“This year we have 39 participants, more than usual. The level of the candidates, therefore, was very high, it was not easy to choose. The medals the winners receive are decorated with drawings by Picasso of Rubinstein, with a fascimile signature of the maestro himself. Plus the emblem of the State of Israel”.
Once you said that you don’t have to be a pianist to be asked for the jury.
“I still stand behind that. We are looking for real musicians in heart and soul, people we know and respect.”
“This year we have an ex-rocker, Yoni Rechter, among the jury members. He comes from the better pop music, but don’t be mistaken: he has also studied at the conservatory and has a great sense of music! But anyway: there should be at least one pianist, don’t you think? For the first time this year we have a fantastic Egyptian pianist in the jury, Ramzi Yassa.”
Ramzi Yassa talking to Arik Vardi about the Rubinstein competition. Only the introduction is in Hebrew:
“Fortunately, I am not a member of the jury and I don’t have to make any decisions! I think I would have a lot of arguments with the others!
What about the repertoire that candidates have to play? What are the rules?

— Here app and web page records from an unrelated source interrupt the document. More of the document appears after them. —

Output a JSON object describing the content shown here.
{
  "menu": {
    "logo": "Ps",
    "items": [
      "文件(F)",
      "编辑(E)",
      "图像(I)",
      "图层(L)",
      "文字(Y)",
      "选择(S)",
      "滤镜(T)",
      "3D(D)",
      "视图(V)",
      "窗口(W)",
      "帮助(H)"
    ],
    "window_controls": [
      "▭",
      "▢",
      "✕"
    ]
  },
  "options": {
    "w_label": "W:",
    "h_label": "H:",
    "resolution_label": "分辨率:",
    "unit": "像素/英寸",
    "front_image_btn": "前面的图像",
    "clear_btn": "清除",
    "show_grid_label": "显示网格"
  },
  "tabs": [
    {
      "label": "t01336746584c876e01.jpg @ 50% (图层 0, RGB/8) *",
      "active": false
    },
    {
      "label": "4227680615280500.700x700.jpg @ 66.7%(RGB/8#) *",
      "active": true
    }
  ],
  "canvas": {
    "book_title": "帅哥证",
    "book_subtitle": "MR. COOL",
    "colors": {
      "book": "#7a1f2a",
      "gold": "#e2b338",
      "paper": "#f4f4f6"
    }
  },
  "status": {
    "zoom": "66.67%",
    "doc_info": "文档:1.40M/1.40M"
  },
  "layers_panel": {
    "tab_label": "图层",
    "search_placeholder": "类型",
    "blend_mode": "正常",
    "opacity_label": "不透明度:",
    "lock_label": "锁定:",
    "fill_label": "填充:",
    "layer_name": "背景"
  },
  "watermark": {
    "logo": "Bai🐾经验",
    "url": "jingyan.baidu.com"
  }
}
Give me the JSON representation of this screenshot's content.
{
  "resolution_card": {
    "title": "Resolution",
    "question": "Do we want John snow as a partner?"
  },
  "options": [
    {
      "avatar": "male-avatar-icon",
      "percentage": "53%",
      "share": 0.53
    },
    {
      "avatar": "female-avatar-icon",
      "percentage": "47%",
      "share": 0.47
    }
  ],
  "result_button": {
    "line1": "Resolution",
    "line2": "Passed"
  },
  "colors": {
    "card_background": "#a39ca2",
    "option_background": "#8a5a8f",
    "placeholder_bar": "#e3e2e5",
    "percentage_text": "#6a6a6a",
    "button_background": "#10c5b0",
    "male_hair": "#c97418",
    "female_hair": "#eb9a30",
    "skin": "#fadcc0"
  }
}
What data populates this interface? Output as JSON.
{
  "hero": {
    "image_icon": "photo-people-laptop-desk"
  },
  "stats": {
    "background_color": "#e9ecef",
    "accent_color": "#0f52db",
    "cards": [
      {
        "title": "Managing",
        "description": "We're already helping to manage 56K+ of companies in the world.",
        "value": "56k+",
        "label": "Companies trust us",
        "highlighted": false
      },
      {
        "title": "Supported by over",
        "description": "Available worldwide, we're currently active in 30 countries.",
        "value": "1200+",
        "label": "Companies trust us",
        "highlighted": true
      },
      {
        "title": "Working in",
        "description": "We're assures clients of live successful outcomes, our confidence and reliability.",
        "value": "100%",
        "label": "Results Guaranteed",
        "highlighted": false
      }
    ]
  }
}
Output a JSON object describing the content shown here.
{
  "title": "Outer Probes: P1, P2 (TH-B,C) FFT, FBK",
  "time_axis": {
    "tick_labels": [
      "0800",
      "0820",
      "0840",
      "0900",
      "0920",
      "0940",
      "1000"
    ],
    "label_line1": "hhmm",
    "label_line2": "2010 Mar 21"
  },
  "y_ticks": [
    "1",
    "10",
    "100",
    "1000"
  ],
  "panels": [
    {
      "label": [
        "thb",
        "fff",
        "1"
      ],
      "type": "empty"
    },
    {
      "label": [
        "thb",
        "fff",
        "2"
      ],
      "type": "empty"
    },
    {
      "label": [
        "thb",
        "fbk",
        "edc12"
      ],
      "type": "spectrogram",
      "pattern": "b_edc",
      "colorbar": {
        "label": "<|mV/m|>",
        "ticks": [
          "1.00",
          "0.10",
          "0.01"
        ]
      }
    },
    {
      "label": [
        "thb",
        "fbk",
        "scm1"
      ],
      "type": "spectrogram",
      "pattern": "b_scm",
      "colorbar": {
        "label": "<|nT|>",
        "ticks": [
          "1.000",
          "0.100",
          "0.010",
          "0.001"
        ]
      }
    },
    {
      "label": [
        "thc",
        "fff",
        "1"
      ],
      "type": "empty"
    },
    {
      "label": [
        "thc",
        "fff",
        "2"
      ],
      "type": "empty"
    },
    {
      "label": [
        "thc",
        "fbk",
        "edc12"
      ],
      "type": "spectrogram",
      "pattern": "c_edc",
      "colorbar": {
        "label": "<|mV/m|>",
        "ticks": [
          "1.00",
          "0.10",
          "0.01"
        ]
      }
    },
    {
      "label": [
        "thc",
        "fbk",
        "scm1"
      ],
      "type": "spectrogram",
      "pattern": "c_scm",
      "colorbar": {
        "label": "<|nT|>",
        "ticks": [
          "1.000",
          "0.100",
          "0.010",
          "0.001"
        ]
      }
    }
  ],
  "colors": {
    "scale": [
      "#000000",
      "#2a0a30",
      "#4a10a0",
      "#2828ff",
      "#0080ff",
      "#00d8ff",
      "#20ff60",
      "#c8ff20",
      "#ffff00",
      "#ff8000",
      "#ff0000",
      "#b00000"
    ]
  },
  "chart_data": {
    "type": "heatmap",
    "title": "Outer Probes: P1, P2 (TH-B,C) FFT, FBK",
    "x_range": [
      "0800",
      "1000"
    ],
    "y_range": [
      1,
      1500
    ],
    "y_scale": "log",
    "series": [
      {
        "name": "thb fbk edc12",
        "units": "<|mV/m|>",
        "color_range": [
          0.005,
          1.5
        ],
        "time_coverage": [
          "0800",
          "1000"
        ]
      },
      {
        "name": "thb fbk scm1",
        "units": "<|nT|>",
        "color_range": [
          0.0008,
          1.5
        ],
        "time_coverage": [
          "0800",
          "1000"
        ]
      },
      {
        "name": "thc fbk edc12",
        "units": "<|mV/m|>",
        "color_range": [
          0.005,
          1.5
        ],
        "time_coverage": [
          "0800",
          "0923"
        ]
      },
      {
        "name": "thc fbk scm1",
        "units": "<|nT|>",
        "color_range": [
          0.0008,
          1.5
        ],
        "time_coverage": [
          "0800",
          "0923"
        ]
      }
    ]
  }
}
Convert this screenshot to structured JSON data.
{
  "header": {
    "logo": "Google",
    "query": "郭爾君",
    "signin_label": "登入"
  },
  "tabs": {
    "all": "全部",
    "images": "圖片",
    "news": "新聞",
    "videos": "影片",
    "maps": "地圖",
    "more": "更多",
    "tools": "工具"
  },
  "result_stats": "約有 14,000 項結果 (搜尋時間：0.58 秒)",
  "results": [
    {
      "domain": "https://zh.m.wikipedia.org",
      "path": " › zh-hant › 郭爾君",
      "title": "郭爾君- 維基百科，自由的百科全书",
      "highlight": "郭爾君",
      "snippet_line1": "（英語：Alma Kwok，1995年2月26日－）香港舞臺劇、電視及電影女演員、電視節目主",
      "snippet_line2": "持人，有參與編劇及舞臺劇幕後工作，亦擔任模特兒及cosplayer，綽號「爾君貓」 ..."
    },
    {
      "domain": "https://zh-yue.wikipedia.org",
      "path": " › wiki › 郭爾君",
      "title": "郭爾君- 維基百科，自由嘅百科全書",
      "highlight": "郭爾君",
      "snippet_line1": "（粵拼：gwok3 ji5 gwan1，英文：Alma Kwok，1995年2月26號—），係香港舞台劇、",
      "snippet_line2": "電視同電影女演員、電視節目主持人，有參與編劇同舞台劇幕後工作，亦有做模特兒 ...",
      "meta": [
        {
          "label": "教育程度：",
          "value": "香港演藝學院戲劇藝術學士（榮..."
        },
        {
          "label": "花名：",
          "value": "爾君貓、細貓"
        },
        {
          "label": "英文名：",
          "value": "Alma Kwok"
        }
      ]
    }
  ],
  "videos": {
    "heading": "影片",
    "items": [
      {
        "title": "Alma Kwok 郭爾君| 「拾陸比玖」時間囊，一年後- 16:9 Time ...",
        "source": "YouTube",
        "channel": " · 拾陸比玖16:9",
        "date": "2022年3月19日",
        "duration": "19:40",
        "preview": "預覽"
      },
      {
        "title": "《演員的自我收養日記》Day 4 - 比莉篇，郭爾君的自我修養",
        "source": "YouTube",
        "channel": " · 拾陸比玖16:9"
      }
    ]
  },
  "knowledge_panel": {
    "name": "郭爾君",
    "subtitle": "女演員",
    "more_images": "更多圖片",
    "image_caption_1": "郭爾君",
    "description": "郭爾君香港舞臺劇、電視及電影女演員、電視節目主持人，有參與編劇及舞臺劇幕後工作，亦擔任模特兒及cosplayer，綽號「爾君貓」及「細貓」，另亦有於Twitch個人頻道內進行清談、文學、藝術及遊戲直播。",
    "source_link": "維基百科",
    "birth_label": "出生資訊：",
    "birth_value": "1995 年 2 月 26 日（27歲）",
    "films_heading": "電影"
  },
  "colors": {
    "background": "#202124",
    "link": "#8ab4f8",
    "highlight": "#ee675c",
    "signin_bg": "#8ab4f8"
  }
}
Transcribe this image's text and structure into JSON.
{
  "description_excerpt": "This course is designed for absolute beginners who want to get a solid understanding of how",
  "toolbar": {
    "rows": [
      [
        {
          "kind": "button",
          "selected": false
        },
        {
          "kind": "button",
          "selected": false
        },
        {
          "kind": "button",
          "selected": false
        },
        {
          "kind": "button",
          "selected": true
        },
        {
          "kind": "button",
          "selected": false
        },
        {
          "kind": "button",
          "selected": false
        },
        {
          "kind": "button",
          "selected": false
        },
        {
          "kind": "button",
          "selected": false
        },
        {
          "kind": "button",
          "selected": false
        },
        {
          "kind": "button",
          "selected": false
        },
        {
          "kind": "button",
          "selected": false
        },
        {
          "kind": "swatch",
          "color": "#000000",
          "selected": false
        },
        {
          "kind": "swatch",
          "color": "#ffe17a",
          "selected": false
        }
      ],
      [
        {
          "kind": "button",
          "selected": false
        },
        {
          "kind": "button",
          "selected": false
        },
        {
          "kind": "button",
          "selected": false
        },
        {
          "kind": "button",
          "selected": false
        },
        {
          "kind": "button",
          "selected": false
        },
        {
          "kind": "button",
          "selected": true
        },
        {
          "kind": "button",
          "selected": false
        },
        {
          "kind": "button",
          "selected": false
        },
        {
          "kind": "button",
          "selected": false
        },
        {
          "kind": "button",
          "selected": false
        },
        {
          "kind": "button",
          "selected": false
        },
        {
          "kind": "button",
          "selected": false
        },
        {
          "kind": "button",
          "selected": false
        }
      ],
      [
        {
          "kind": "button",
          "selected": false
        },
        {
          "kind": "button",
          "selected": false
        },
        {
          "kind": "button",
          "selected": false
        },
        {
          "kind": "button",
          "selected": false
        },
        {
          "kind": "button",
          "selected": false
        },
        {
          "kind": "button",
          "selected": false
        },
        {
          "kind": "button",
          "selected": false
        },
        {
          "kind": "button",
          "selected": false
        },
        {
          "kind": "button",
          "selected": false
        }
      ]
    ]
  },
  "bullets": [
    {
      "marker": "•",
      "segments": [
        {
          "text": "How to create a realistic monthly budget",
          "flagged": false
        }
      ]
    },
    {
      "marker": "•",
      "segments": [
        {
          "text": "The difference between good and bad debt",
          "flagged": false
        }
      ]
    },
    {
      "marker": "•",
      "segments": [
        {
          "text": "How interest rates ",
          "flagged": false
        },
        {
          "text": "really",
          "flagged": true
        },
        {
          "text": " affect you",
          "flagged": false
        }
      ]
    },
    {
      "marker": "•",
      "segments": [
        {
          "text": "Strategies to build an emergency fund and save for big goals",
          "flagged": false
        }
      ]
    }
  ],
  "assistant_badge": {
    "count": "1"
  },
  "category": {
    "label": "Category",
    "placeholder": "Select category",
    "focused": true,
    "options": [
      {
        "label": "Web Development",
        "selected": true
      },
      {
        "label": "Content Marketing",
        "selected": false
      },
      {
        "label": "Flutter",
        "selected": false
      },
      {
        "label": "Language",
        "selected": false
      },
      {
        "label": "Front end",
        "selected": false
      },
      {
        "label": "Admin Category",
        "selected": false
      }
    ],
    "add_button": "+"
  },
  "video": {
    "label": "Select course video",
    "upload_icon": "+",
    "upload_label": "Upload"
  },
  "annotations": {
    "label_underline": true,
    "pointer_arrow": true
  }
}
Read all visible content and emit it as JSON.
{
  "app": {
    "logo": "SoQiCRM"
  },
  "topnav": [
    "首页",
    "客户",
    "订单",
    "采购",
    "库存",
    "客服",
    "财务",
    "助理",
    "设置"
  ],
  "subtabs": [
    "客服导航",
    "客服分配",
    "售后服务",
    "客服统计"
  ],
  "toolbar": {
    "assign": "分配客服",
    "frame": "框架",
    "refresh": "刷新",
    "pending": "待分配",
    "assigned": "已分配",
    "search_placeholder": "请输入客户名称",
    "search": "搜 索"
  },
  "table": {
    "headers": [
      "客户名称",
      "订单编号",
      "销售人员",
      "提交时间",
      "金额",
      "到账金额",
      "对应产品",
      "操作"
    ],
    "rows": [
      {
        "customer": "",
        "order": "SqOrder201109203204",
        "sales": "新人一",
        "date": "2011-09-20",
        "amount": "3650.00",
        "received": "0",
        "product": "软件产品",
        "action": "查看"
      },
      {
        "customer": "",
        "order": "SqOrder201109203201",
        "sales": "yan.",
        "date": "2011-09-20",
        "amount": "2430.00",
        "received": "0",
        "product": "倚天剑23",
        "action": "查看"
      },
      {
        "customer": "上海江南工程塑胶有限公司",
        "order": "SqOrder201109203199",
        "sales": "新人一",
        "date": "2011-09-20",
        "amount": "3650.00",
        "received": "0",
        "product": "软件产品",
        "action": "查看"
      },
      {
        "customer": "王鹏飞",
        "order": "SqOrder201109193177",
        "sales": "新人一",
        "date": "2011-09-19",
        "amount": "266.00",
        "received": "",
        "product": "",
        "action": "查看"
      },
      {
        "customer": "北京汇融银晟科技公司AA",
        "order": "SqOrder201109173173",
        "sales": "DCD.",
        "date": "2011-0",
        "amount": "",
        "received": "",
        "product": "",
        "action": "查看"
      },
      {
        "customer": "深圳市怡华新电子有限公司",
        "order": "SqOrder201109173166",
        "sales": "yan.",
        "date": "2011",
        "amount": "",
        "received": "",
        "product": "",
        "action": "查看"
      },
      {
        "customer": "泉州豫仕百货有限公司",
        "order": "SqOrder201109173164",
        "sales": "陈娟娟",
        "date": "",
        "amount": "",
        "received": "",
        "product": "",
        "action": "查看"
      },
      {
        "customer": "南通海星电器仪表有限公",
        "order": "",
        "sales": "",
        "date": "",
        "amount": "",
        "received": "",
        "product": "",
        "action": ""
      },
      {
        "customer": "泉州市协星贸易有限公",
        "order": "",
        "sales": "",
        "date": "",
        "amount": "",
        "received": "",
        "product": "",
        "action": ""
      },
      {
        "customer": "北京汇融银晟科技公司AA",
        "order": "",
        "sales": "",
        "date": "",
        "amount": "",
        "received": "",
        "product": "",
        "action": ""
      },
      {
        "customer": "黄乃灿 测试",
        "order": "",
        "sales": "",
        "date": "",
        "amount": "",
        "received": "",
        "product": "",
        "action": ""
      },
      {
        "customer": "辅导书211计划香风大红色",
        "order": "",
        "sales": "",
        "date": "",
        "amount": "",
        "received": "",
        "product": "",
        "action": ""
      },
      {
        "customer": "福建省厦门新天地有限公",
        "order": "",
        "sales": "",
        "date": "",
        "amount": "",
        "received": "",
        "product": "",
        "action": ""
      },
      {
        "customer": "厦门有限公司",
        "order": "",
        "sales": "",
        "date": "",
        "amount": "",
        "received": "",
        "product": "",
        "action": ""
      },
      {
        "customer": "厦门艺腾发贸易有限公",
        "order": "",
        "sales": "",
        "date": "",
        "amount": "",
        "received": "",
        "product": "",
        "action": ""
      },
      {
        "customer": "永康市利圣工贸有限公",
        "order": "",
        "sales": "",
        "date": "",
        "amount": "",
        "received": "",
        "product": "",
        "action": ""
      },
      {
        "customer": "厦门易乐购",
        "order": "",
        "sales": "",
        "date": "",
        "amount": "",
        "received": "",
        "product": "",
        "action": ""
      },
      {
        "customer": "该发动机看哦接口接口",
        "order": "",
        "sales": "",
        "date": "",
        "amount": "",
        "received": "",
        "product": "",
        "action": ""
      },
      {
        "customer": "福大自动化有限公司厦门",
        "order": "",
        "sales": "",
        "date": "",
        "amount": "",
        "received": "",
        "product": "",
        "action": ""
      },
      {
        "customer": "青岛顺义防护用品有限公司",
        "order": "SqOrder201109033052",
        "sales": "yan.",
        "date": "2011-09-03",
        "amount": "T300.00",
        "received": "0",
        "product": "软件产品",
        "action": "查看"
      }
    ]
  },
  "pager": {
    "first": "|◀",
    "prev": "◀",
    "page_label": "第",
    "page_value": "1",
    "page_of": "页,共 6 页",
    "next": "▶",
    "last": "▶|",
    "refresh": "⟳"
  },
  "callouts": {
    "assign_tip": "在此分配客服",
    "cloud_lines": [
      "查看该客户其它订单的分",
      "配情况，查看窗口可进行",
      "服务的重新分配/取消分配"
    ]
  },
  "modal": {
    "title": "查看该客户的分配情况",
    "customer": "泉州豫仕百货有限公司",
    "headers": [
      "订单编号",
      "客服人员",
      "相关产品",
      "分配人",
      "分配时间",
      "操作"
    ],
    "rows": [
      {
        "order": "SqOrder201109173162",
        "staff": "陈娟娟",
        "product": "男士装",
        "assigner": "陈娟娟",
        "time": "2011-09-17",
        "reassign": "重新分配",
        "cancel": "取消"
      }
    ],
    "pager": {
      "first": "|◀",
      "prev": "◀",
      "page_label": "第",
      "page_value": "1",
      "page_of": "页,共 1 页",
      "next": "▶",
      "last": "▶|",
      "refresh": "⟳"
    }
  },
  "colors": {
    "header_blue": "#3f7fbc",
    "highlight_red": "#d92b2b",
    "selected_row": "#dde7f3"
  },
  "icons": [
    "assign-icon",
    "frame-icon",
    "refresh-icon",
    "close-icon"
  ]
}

“At the recitals they play what they want, they have no restrictions. Lately you see a shift towards ‘modern’ and ‘less common.’ We had a participant who had Ligeti on his list and Igor Levit, our second prize winner from 2005, played Reger and Hindemith.”
Igor Levit plays Suite 1922 Op. 26 pt 1 by Paul Hindemith:
No modern composers at the obligatory concerts? The list from which candidates may choose does not go beyond Prokofiev and Bartók?
“This is true, but how many good piano concerts from the twenty-first century do you know? The chamber music section changes each time. The emphasis is on the type of ensemble we have in mind, this year we have selected repertoire for wind ensembles”.
Among the 39 candidates there are many Russians (10) and Asians (11); do you have an explanation for this?
“It is of course due to music education and discipline. Perseverance and personal ambitions also play a significant role. Now you should not start to generalise right away. Nor should you lump all Asians together, because the differences between them are immense. Also the often heard comment that they lack emotions is not true! For example, the Chinese use a lot of expression in everything they play, more so than the Japanese, but that is also generalising and I don’t want to be guilty of that.”
What strikes me is the total lack of participants from the Netherlands. Can’t the Dutch play the piano? Or have they just not heard of the competition?
“Is our competition so unknown to you? That scares me! We need to do more about that!
“But the explanation may also be that there are few Russians studying at your conservatories. If you look closely at the list of participants, you will see that many of the American candidates, for example, originate from Russia. Or from one of the Asian countries”.
Meanwhile, the winners take over the international stages by storm. Daniil Trifonov, the sensation of 2011, has also won other competitions within a few months and signed an exclusive contract with DG.
Igor Levit, the somewhat timid winner of the second prize in 2005, has also fared well and has a CD out for Sony with Beethoven’s last piano sonatas – an absolute must for every music lover:
From 25 April to 11 May 2017, the fifteenth edition of the International Arthur Rubinstein Piano Master Competition was held. How will things turn out for Szymon Nehring, the latest winner of the competition? Time will tell, but I predict a great future for him.
Nehring plays Rachmaninoff’s third piano concerto:
And playing chamber music in Gabriel Fauré’s first piano quartet:
And what do you think of the Israeli participant Yevgeni Yontov? Below he plays Prokofiev ’s third piano concerto:
Translated with http://www.DeepL.com/Translator